# ASSIGNED TASK
Go through the data and copy each line where the word "Toolbox" shows up.

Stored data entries
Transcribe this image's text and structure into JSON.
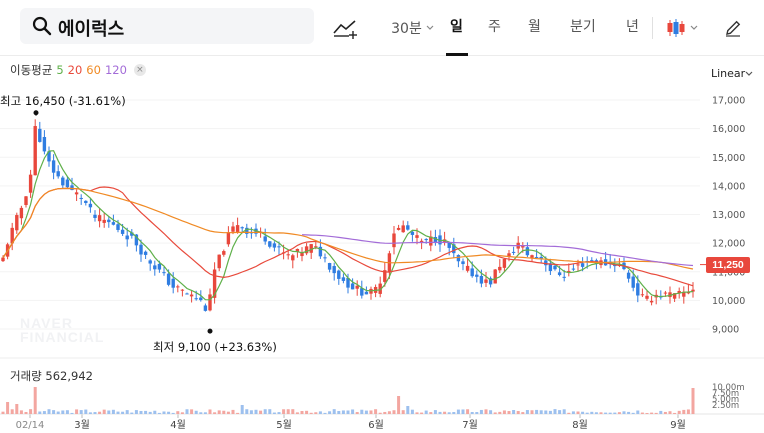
{
  "search": {
    "query": "에이럭스"
  },
  "toolbar": {
    "interval": "30분",
    "tabs": [
      {
        "label": "일",
        "active": true
      },
      {
        "label": "주",
        "active": false
      },
      {
        "label": "월",
        "active": false
      },
      {
        "label": "분기",
        "active": false
      },
      {
        "label": "년",
        "active": false
      }
    ]
  },
  "legend": {
    "ma_title": "이동평균",
    "ma_periods": [
      {
        "label": "5",
        "color": "#5fb04a"
      },
      {
        "label": "20",
        "color": "#e84a3c"
      },
      {
        "label": "60",
        "color": "#f08a24"
      },
      {
        "label": "120",
        "color": "#a36cd8"
      }
    ],
    "volume_label": "거래량 562,942"
  },
  "scale_mode": "Linear",
  "watermark": [
    "NAVER",
    "FINANCIAL"
  ],
  "chart_data": {
    "type": "candlestick",
    "y_ticks": [
      "17,000",
      "16,000",
      "15,000",
      "14,000",
      "13,000",
      "12,000",
      "11,000",
      "10,000",
      "9,000"
    ],
    "ylim": [
      8500,
      17600
    ],
    "x_labels": [
      "02/14",
      "3월",
      "4월",
      "5월",
      "6월",
      "7월",
      "8월",
      "9월"
    ],
    "current_price": "11,250",
    "high_label": "최고 16,450 (-31.61%)",
    "low_label": "최저 9,100 (+23.63%)",
    "volume_ticks": [
      "10.00m",
      "7.50m",
      "5.00m",
      "2.50m"
    ],
    "colors": {
      "up": "#e8473c",
      "down": "#2f7de1",
      "ma5": "#5fb04a",
      "ma20": "#e84a3c",
      "ma60": "#f08a24",
      "ma120": "#a36cd8"
    }
  }
}
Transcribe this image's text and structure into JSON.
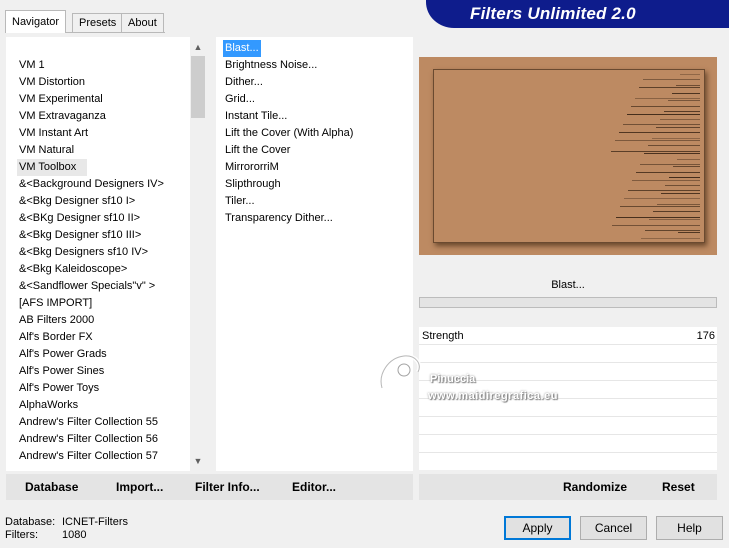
{
  "tabs": [
    "Navigator",
    "Presets",
    "About"
  ],
  "banner": {
    "title": "Filters Unlimited 2.0",
    "color": "#0e1c8c"
  },
  "categories": [
    "VM 1",
    "VM Distortion",
    "VM Experimental",
    "VM Extravaganza",
    "VM Instant Art",
    "VM Natural",
    "VM Toolbox",
    "&<Background Designers IV>",
    "&<Bkg Designer sf10 I>",
    "&<BKg Designer sf10 II>",
    "&<Bkg Designer sf10 III>",
    "&<Bkg Designers sf10 IV>",
    "&<Bkg Kaleidoscope>",
    "&<Sandflower Specials\"v\" >",
    "[AFS IMPORT]",
    "AB Filters 2000",
    "Alf's Border FX",
    "Alf's Power Grads",
    "Alf's Power Sines",
    "Alf's Power Toys",
    "AlphaWorks",
    "Andrew's Filter Collection 55",
    "Andrew's Filter Collection 56",
    "Andrew's Filter Collection 57"
  ],
  "selected_category": "VM Toolbox",
  "filters": [
    "Blast...",
    "Brightness Noise...",
    "Dither...",
    "Grid...",
    "Instant Tile...",
    "Lift the Cover (With Alpha)",
    "Lift the Cover",
    "MirrororriM",
    "Slipthrough",
    "Tiler...",
    "Transparency Dither..."
  ],
  "selected_filter": "Blast...",
  "preview": {
    "color": "#bd8a62"
  },
  "filter_title": "Blast...",
  "params": [
    {
      "name": "Strength",
      "value": "176"
    }
  ],
  "watermark": {
    "line1": "Pinuccia",
    "line2": "www.maidiregrafica.eu"
  },
  "left_buttons": {
    "database": "Database",
    "import": "Import...",
    "filter_info": "Filter Info...",
    "editor": "Editor..."
  },
  "right_buttons": {
    "randomize": "Randomize",
    "reset": "Reset"
  },
  "status": {
    "database_label": "Database:",
    "database_value": "ICNET-Filters",
    "filters_label": "Filters:",
    "filters_value": "1080"
  },
  "dialog_buttons": {
    "apply": "Apply",
    "cancel": "Cancel",
    "help": "Help"
  },
  "accent": "#3399ff"
}
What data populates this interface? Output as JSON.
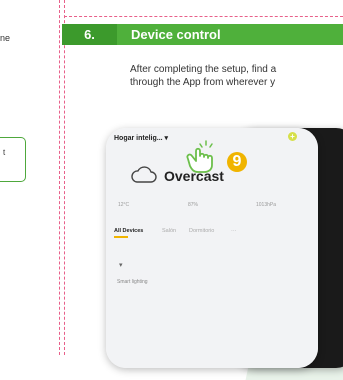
{
  "top_fragment": "ne",
  "left_box_text": "t",
  "section": {
    "number": "6.",
    "title": "Device control"
  },
  "paragraph": {
    "line1": "After completing the setup, find a",
    "line2": "through the App from wherever y"
  },
  "phone": {
    "home_label": "Hogar intelig... ▾",
    "add_symbol": "+",
    "weather": "Overcast",
    "stats": [
      "12°C",
      "87%",
      "1013hPa"
    ],
    "tabs": [
      "All Devices",
      "Salón",
      "Dormitorio",
      "···"
    ],
    "device_icon": "▾",
    "device_label": "Smart lighting"
  },
  "callout_number": "9",
  "colors": {
    "accent_green": "#4fb03b",
    "dark_green": "#3c9a2c",
    "badge_yellow": "#f0b400",
    "guide_pink": "#e8608a"
  },
  "icons": [
    "cloud-icon",
    "hand-tap-icon",
    "add-icon"
  ]
}
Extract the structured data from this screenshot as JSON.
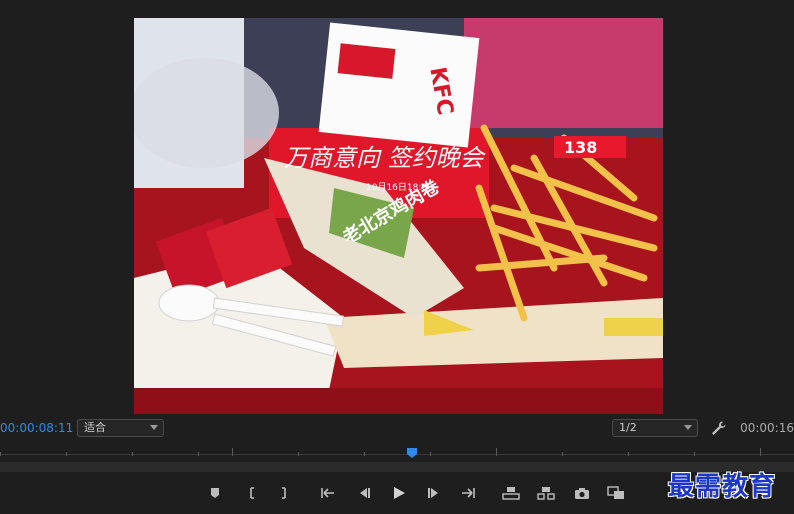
{
  "viewer": {
    "frame_caption": "万商意向 签约晚会",
    "frame_date": "10月16日18:00",
    "kfc_logo": "KFC",
    "wrap_label": "老北京鸡肉卷",
    "price_tag": "138"
  },
  "controls": {
    "timecode_current": "00:00:08:11",
    "fit_select": "适合",
    "resolution_select": "1/2",
    "timecode_duration": "00:00:16"
  },
  "watermark": "最需教育",
  "colors": {
    "timecode_accent": "#2d8ceb",
    "background": "#1e1e1e",
    "playhead": "#2d8ceb"
  }
}
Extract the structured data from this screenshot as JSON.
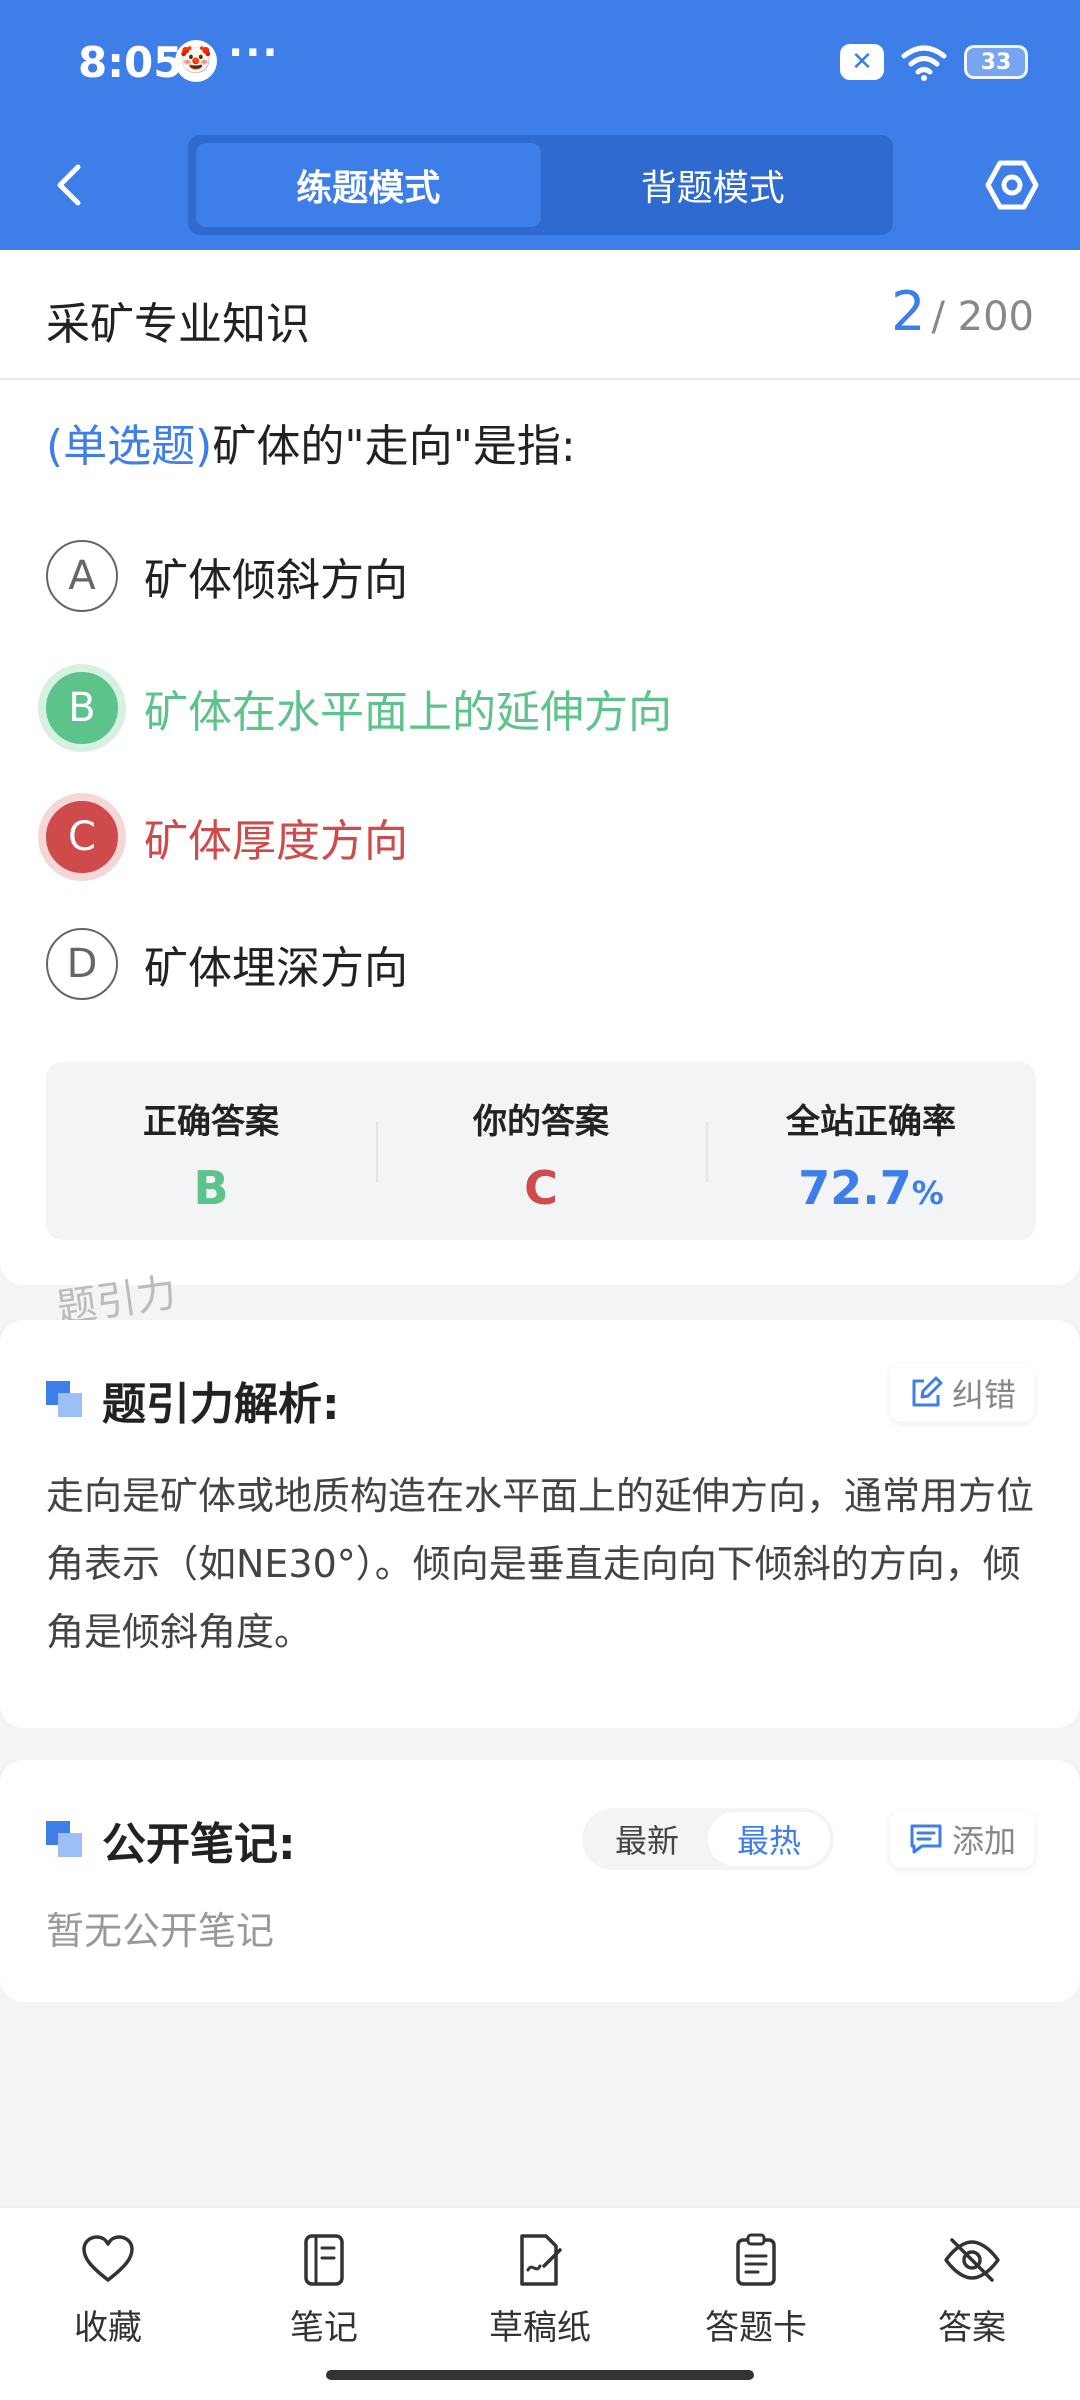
{
  "status_bar": {
    "time": "8:05",
    "more": "···",
    "battery": "33"
  },
  "nav": {
    "tabs": [
      "练题模式",
      "背题模式"
    ],
    "active_tab": 0
  },
  "subject": {
    "title": "采矿专业知识",
    "current": "2",
    "total": "/ 200"
  },
  "question": {
    "type": "(单选题)",
    "text": "矿体的\"走向\"是指:"
  },
  "options": [
    {
      "letter": "A",
      "text": "矿体倾斜方向",
      "state": "normal"
    },
    {
      "letter": "B",
      "text": "矿体在水平面上的延伸方向",
      "state": "correct"
    },
    {
      "letter": "C",
      "text": "矿体厚度方向",
      "state": "wrong"
    },
    {
      "letter": "D",
      "text": "矿体埋深方向",
      "state": "normal"
    }
  ],
  "stats": {
    "correct_label": "正确答案",
    "correct_value": "B",
    "your_label": "你的答案",
    "your_value": "C",
    "rate_label": "全站正确率",
    "rate_value": "72.7",
    "rate_unit": "%"
  },
  "watermark": "题引力",
  "analysis": {
    "title": "题引力解析:",
    "fix_label": "纠错",
    "text": "走向是矿体或地质构造在水平面上的延伸方向，通常用方位角表示（如NE30°）。倾向是垂直走向向下倾斜的方向，倾角是倾斜角度。"
  },
  "notes": {
    "title": "公开笔记:",
    "sort_options": [
      "最新",
      "最热"
    ],
    "active_sort": 1,
    "add_label": "添加",
    "empty_text": "暂无公开笔记"
  },
  "bottom_tabs": [
    {
      "label": "收藏",
      "icon": "heart-icon"
    },
    {
      "label": "笔记",
      "icon": "notebook-icon"
    },
    {
      "label": "草稿纸",
      "icon": "draft-paper-icon"
    },
    {
      "label": "答题卡",
      "icon": "answer-sheet-icon"
    },
    {
      "label": "答案",
      "icon": "eye-off-icon"
    }
  ],
  "colors": {
    "primary": "#3d7ee9",
    "correct": "#5cc38a",
    "wrong": "#cf4a4a"
  }
}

# RESULT
    "VM Toolbox",
  "selected_category": "VM Toolbox",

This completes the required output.